It struck me how well Slattery handles the shifts in tone from hard boiled to hilarious throughout. Like The Sopranos, this is a world where farce is never far from the surface in the ineptly executed criminal goings on; such as the exasperated Mickey’s hopeless attempts to flog a load of stolen meat in his truck whilst keeping the corpse of Leon in the same refrigerated compartment, something which understandably unnerves the local chefs and inevitably results in a scenario where the corpse gets thrown out onto the street during a crash (and Leon gets duly recorded as dead for a second time in the press).
The production design and cinematography by DoP Lance Acord also create an intriguingly smoky and grubby mood across some very atmospheric low-lit locations, such as the characterful local watering hole populated with blearily eyed patrons, where Mickey picks up many of his leads concerning what is going on behind his and other local’s backs. The cast Slattery has assembled is undeniably top class, though his Mad Men co-star Hendricks could have been given more to do. At just 90 minutes, this is a lean and mean film that doesn’t outstay its welcome, which is good as I felt the Shellburn story felt a little bit disconnected and increasingly one-note compared to the more interesting Mickey thread, despite Shellburn being set up as a kind of framing character with his column narration voiceovers being used to set the scene. If this film had run any longer it would have started to feel stretched and drifting.
When interviewed about his film at the BFI, Slattery confessed he had no other plans to immediately direct another film.

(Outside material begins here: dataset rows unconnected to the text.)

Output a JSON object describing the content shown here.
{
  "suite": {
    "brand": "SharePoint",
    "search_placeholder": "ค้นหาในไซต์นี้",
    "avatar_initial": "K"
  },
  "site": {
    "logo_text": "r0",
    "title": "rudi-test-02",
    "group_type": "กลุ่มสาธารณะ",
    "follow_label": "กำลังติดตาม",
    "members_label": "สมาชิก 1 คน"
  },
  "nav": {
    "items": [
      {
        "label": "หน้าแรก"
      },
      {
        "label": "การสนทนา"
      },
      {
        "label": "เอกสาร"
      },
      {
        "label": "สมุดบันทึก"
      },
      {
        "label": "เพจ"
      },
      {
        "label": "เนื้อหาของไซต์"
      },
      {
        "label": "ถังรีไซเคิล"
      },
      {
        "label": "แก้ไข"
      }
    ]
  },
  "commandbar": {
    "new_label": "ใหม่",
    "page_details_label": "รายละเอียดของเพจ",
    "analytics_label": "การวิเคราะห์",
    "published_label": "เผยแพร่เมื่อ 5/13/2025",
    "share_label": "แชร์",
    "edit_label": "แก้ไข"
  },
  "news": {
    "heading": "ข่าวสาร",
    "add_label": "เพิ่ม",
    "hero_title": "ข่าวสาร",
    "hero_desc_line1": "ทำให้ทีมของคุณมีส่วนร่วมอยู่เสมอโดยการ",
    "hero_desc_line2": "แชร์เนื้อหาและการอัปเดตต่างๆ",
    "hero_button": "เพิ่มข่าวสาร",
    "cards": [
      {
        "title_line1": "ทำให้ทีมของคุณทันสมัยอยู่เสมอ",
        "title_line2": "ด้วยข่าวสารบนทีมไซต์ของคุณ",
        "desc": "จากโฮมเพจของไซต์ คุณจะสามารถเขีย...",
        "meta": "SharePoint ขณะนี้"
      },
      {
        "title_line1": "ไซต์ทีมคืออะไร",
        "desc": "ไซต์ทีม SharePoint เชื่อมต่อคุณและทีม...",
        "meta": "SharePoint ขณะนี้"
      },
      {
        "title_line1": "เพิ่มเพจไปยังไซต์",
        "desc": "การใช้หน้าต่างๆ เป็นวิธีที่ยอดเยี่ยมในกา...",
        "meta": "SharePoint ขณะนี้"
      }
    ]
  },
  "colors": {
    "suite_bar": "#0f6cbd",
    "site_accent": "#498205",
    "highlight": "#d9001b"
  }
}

Judging from this impressive first crack of the whip, we will be the poorer if he doesn’t find a project.Reviewed on: 22 Aug 2014